A small estate affidavit can be acquired if you wish to skip the probate process in some states, helping to shorten how long the probate process lasts. In California, you can skip probate if the estate’s value is less than $30,000. You might still be able to obtain this affidavit even if the estate is valued more than the limit set by your state. You can do so by removing property that doesn’t have to go through probate, such as:
- A life insurance policy or retirement account that has a beneficiary listed
- Property that is jointly owned (home or checking account)
- A revocable trust
- Any financial accounts that have payable upon death (POD) beneficiaries listed

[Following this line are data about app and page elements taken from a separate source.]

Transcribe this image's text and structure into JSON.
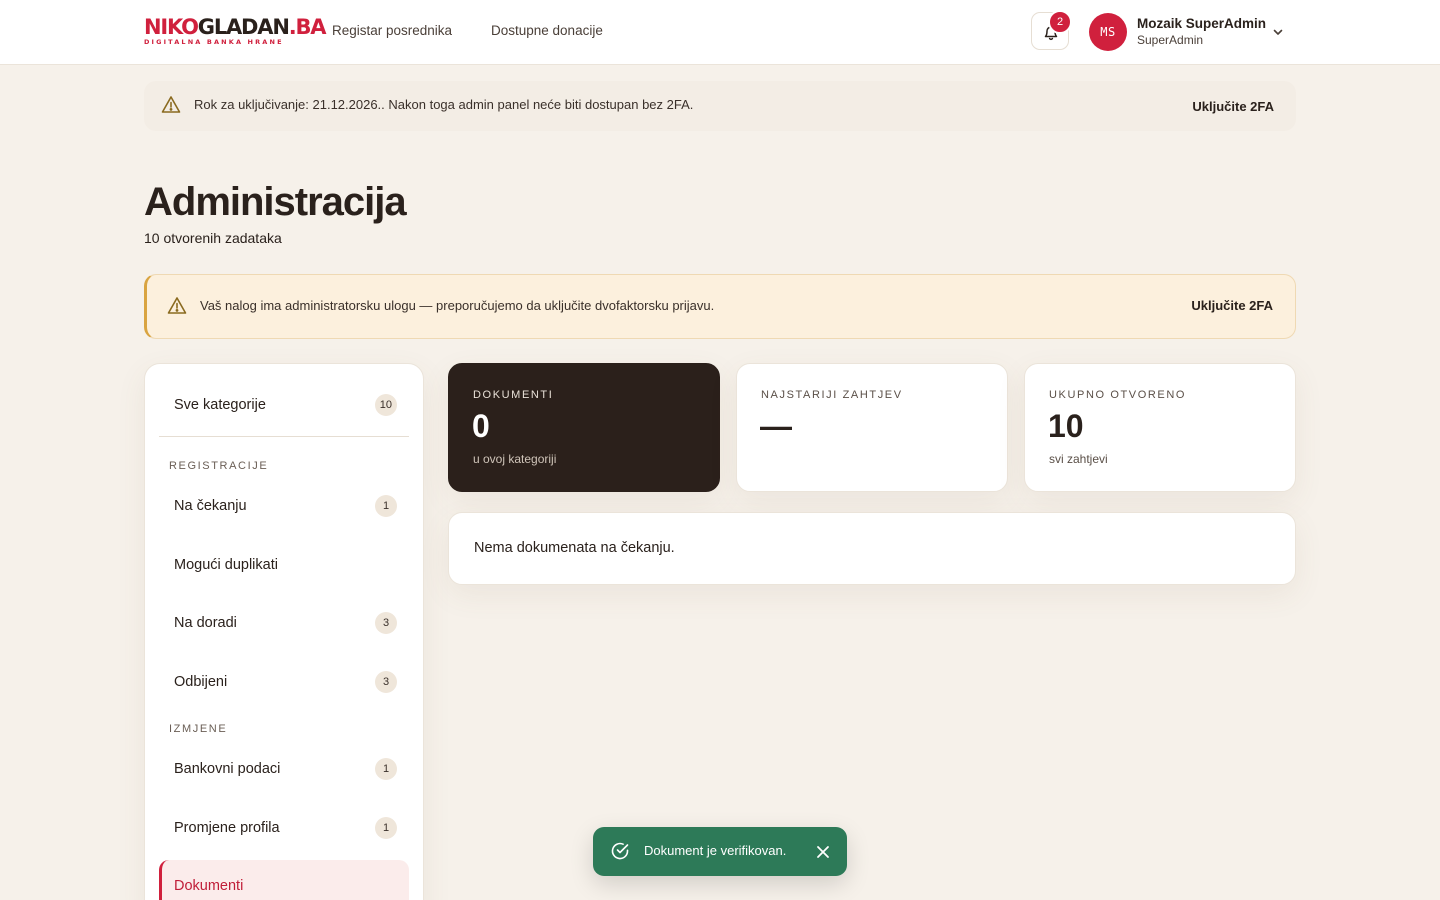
{
  "header": {
    "logo": {
      "part1": "NIKO",
      "part2": "GLADAN",
      "part3": ".BA",
      "tagline": "DIGITALNA BANKA HRANE"
    },
    "nav": [
      {
        "label": "Registar posrednika"
      },
      {
        "label": "Dostupne donacije"
      }
    ],
    "notifications": {
      "count": "2",
      "icon": "bell-icon"
    },
    "user": {
      "initials": "MS",
      "name": "Mozaik SuperAdmin",
      "role": "SuperAdmin"
    }
  },
  "top_banner": {
    "message": "Rok za uključivanje: 21.12.2026.. Nakon toga admin panel neće biti dostupan bez 2FA.",
    "action": "Uključite 2FA"
  },
  "page": {
    "title": "Administracija",
    "subtitle": "10 otvorenih zadataka"
  },
  "warning_banner": {
    "message": "Vaš nalog ima administratorsku ulogu — preporučujemo da uključite dvofaktorsku prijavu.",
    "action": "Uključite 2FA"
  },
  "sidebar": {
    "all": {
      "label": "Sve kategorije",
      "count": "10"
    },
    "sections": [
      {
        "title": "REGISTRACIJE",
        "items": [
          {
            "label": "Na čekanju",
            "count": "1"
          },
          {
            "label": "Mogući duplikati",
            "count": ""
          },
          {
            "label": "Na doradi",
            "count": "3"
          },
          {
            "label": "Odbijeni",
            "count": "3"
          }
        ]
      },
      {
        "title": "IZMJENE",
        "items": [
          {
            "label": "Bankovni podaci",
            "count": "1"
          },
          {
            "label": "Promjene profila",
            "count": "1"
          },
          {
            "label": "Dokumenti",
            "count": "",
            "active": true
          }
        ]
      }
    ]
  },
  "stats": [
    {
      "key": "DOKUMENTI",
      "value": "0",
      "sub": "u ovoj kategoriji"
    },
    {
      "key": "NAJSTARIJI ZAHTJEV",
      "value": "—",
      "sub": ""
    },
    {
      "key": "UKUPNO OTVORENO",
      "value": "10",
      "sub": "svi zahtjevi"
    }
  ],
  "empty_state": {
    "message": "Nema dokumenata na čekanju."
  },
  "toast": {
    "message": "Dokument je verifikovan.",
    "icon": "check-circle-icon"
  },
  "colors": {
    "brand_red": "#d0203d",
    "dark_card": "#2b201b",
    "toast_green": "#2d7a58",
    "warning_border": "#d9a441"
  }
}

It is possible for you to receive an advance on your inheritance. However, this is not the same as the executor issuing you the inheritance before probate concludes. Instead, you need to contact a probate advisor from Inheritance Advanced to apply for a probate advance. You can use an inheritance advance to help pay for the funeral and burial expenses, pay your bills, and handle other financial issues.
Anyone can contest a will, even if the person was not listed in the decedent’s estate as a beneficiary. Probate property cannot be distributed until the estate taxes are filed, the estate administrator has paid all of the debts of the estate, and the will contest has been resolved by the probate judge.

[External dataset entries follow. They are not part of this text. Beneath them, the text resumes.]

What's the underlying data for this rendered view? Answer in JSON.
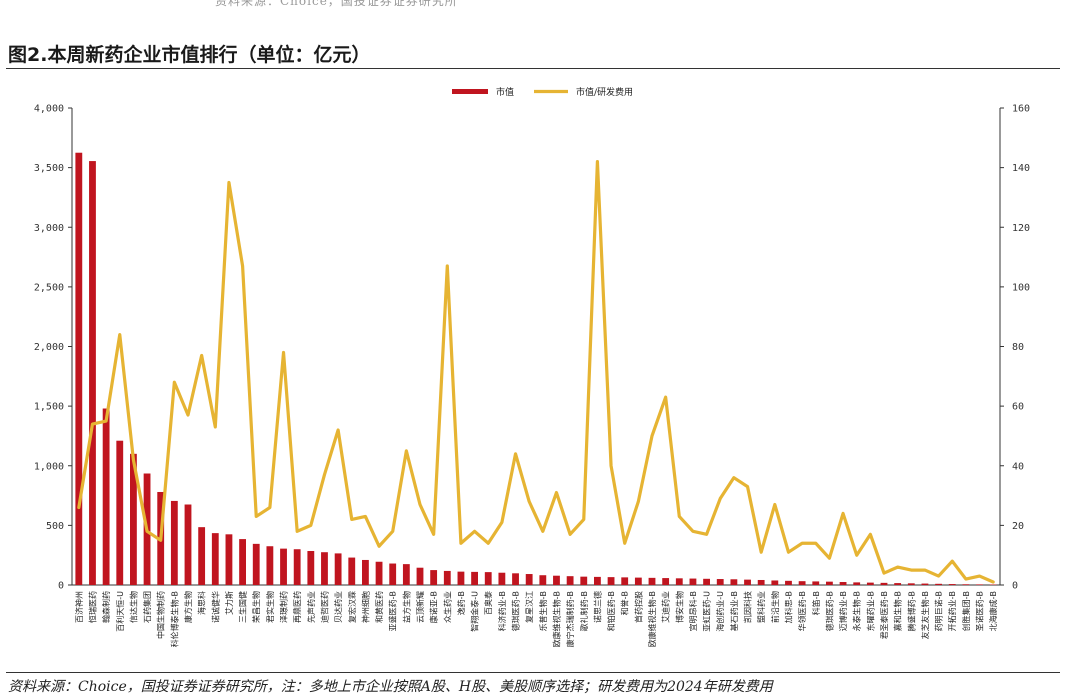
{
  "header": {
    "top_cut_text": "资料来源：Choice，国投证券证券研究所",
    "title": "图2.本周新药企业市值排行（单位：亿元）"
  },
  "footer": {
    "source": "资料来源：Choice，国投证券证券研究所，注：多地上市企业按照A股、H股、美股顺序选择；研发费用为2024年研发费用"
  },
  "colors": {
    "bar": "#c0151f",
    "line": "#e6b433",
    "axis": "#333333"
  },
  "chart_data": {
    "type": "bar",
    "legend": {
      "placement": "top-center",
      "entries": [
        "市值",
        "市值/研发费用"
      ]
    },
    "y_left": {
      "min": 0,
      "max": 4000,
      "ticks": [
        "0",
        "500",
        "1,000",
        "1,500",
        "2,000",
        "2,500",
        "3,000",
        "3,500",
        "4,000"
      ]
    },
    "y_right": {
      "min": 0,
      "max": 160,
      "ticks": [
        "0",
        "20",
        "40",
        "60",
        "80",
        "100",
        "120",
        "140",
        "160"
      ]
    },
    "grid": false,
    "categories": [
      "百济神州",
      "恒瑞医药",
      "翰森制药",
      "百利天恒-U",
      "信达生物",
      "石药集团",
      "中国生物制药",
      "科伦博泰生物-B",
      "康方生物",
      "海思科",
      "诺诚健华",
      "艾力斯",
      "三生国健",
      "荣昌生物",
      "君实生物",
      "泽璟制药",
      "再鼎医药",
      "先声药业",
      "迪哲医药",
      "贝达药业",
      "复宏汉霖",
      "神州细胞",
      "和黄医药",
      "亚盛医药-B",
      "益方生物",
      "云顶新耀",
      "康诺亚-B",
      "众生药业",
      "逸药-B",
      "智翔金泰-U",
      "百奥泰",
      "科济药业-B",
      "德琪医药-B",
      "复星汉江",
      "乐普生物-B",
      "欧康维视生物-B",
      "康宁杰瑞制药-B",
      "歌礼制药-B",
      "诺思兰德",
      "和铂医药-B",
      "和誉-B",
      "首药控股",
      "欧康维视生物-B",
      "艾迪药业",
      "博安生物",
      "宜明昂科-B",
      "亚虹医药-U",
      "海创药业-U",
      "基石药业-B",
      "凯因科技",
      "盟科药业",
      "前沿生物",
      "加科思-B",
      "华领医药-B",
      "科笛-B",
      "德琪医药-B",
      "迈博药业-B",
      "永泰生物-B",
      "东曜药业-B",
      "君圣泰医药-B",
      "嘉和生物-B",
      "腾盛博药-B",
      "友芝友生物-B",
      "药明巨诺-B",
      "开拓药业-B",
      "创胜集团-B",
      "圣诺医药-B",
      "北海康成-B"
    ],
    "series": [
      {
        "name": "市值",
        "axis": "left",
        "values": [
          3625,
          3555,
          1480,
          1210,
          1100,
          935,
          780,
          705,
          675,
          485,
          435,
          425,
          385,
          345,
          325,
          305,
          300,
          285,
          275,
          265,
          230,
          210,
          195,
          180,
          175,
          145,
          125,
          118,
          112,
          110,
          108,
          103,
          98,
          92,
          82,
          78,
          74,
          70,
          68,
          66,
          64,
          62,
          60,
          58,
          56,
          54,
          52,
          50,
          48,
          45,
          42,
          38,
          35,
          32,
          30,
          28,
          25,
          22,
          20,
          18,
          16,
          14,
          12,
          10,
          8,
          6,
          5,
          4
        ]
      },
      {
        "name": "市值/研发费用",
        "axis": "right",
        "values": [
          26,
          54,
          55,
          84,
          42,
          18,
          15,
          68,
          57,
          77,
          53,
          135,
          107,
          23,
          26,
          78,
          18,
          20,
          37,
          52,
          22,
          23,
          13,
          18,
          45,
          27,
          17,
          107,
          14,
          18,
          14,
          21,
          44,
          28,
          18,
          31,
          17,
          22,
          142,
          40,
          14,
          28,
          50,
          63,
          23,
          18,
          17,
          29,
          36,
          33,
          11,
          27,
          11,
          14,
          14,
          9,
          24,
          10,
          17,
          4,
          6,
          5,
          5,
          3,
          8,
          2,
          3,
          1
        ]
      }
    ]
  }
}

It is in your best interest to hire a probate attorney if you have been named as an executor of an estate or if you are a beneficiary of an estate, especially if you wish to contest the will during the probate process. An attorney will be able to explain the laws of your state and provide guidance to you throughout the probate process.

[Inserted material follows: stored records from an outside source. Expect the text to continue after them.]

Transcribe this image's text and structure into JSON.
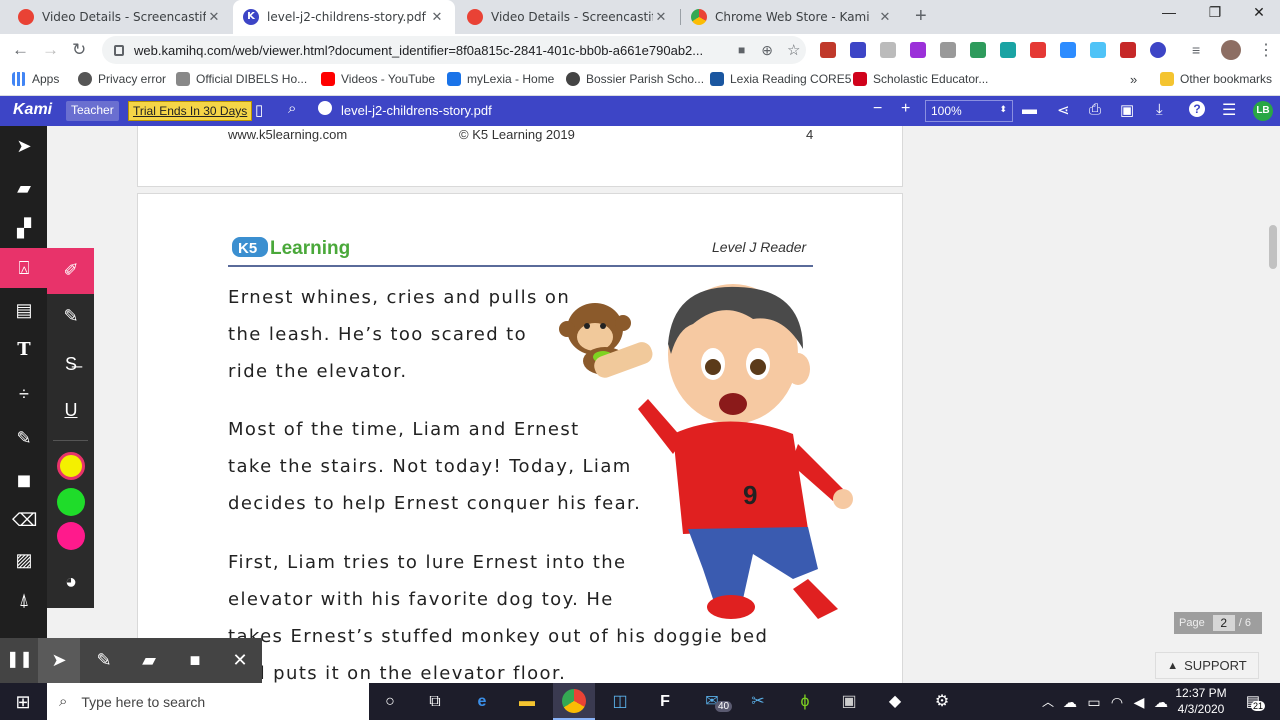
{
  "browser": {
    "tabs": [
      {
        "title": "Video Details - Screencastify",
        "favicon_color": "#e94235"
      },
      {
        "title": "level-j2-childrens-story.pdf",
        "favicon_color": "#3d45c6",
        "active": true
      },
      {
        "title": "Video Details - Screencastify",
        "favicon_color": "#e94235"
      },
      {
        "title": "Chrome Web Store - Kami",
        "favicon_color": "#fbbc04"
      }
    ],
    "url": "web.kamihq.com/web/viewer.html?document_identifier=8f0a815c-2841-401c-bb0b-a661e790ab2..."
  },
  "bookmarks": {
    "items": [
      {
        "label": "Apps",
        "icon_color": "#4285f4"
      },
      {
        "label": "Privacy error",
        "icon_color": "#555555"
      },
      {
        "label": "Official DIBELS Ho...",
        "icon_color": "#888888"
      },
      {
        "label": "Videos - YouTube",
        "icon_color": "#ff0000"
      },
      {
        "label": "myLexia - Home",
        "icon_color": "#1a73e8"
      },
      {
        "label": "Bossier Parish Scho...",
        "icon_color": "#444444"
      },
      {
        "label": "Lexia Reading CORE5",
        "icon_color": "#1a56a0"
      },
      {
        "label": "Scholastic Educator...",
        "icon_color": "#d0021b"
      }
    ],
    "more": "»",
    "other": "Other bookmarks"
  },
  "kami": {
    "logo": "Kami",
    "role": "Teacher",
    "trial": "Trial Ends In 30 Days",
    "filename": "level-j2-childrens-story.pdf",
    "zoom": "100%",
    "user_initials": "LB",
    "accent": "#3d45c6"
  },
  "document": {
    "page1_footer": {
      "site": "www.k5learning.com",
      "copyright": "© K5 Learning 2019",
      "page_number": "4"
    },
    "page2_header": {
      "logo_text": "K5 Learning",
      "level": "Level J Reader"
    },
    "paragraphs": [
      [
        "Ernest whines, cries and pulls on",
        "the leash. He’s too scared to",
        "ride the elevator."
      ],
      [
        "Most of the time, Liam and Ernest",
        "take the stairs. Not today! Today, Liam",
        "decides to help Ernest conquer his fear."
      ],
      [
        "First, Liam tries to lure Ernest into the",
        "elevator with his favorite dog toy. He",
        "takes Ernest’s stuffed monkey out of his doggie bed",
        "and puts it on the elevator floor."
      ]
    ],
    "shirt_number": "9"
  },
  "viewer": {
    "page_label": "Page",
    "current_page": "2",
    "total_pages": "/ 6",
    "support": "SUPPORT"
  },
  "palette": {
    "colors": [
      "#f4f000",
      "#1fdc2a",
      "#ff1a8c"
    ]
  },
  "taskbar": {
    "search_placeholder": "Type here to search",
    "mail_badge": "40",
    "time": "12:37 PM",
    "date": "4/3/2020",
    "notification_count": "21"
  }
}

The biggest downside to going through probate for an estate is that the entire process is public. Anyone can research the court records to see who has gone through probate and what property was involved and for how much. The only way to avoid becoming part of the public record is to not go through probate. However, this is not always an option as probate might be mandated based on state laws because of the size of the estate.
No, heirs will not be affected if you receive a probate advance. A probate advance only refers to your portion of the estate. For a more information on probate loans and heirs being effected, please read our recent article: Does a probate advance affect the other heirs in an estate?
Yes- each state has it’s own laws which effect the probate process and timeline differently. An estate planning attorney can help with your individual state guidelines.
Probate is currently taking a long time because courts are backed up due to covid. The standard time is anywhere from 1 year to 3 years but sometimes can be faster or shorter depending on different variables.
After Probate has been granted, the Executor must collect the deceased’s assets, do an inventory of the estate and take steps to pay outstanding debts or taxes – including income tax – owed by the deceased. Necessary expenses like Funeral costs are allowed to be paid first. The order of paying creditors and taxes will be different based on the states laws.
Call Inheritance Advanced to Discuss a Probate Advance Today
The experienced and trusted team at Inheritance Advanced serves more than 1,560 clients in Florida and across the country. We understand how challenging the probate process can be and that it can last upwards of one year to complete. Our advisors can assist you throughout the probate process or help you acquire an inheritance advance so you don’t have to struggle to pay for your loved one’s funeral and burial.
Call our inheritance funding company office in West Palm Beach or visit us online to speak with a probate advisor today. You shouldn’t have to struggle to pay the bills for more than a year while you wait for the probate to conclude. Let our probate advisors help you wade through the murky waters of the probate process no matter the state where you live.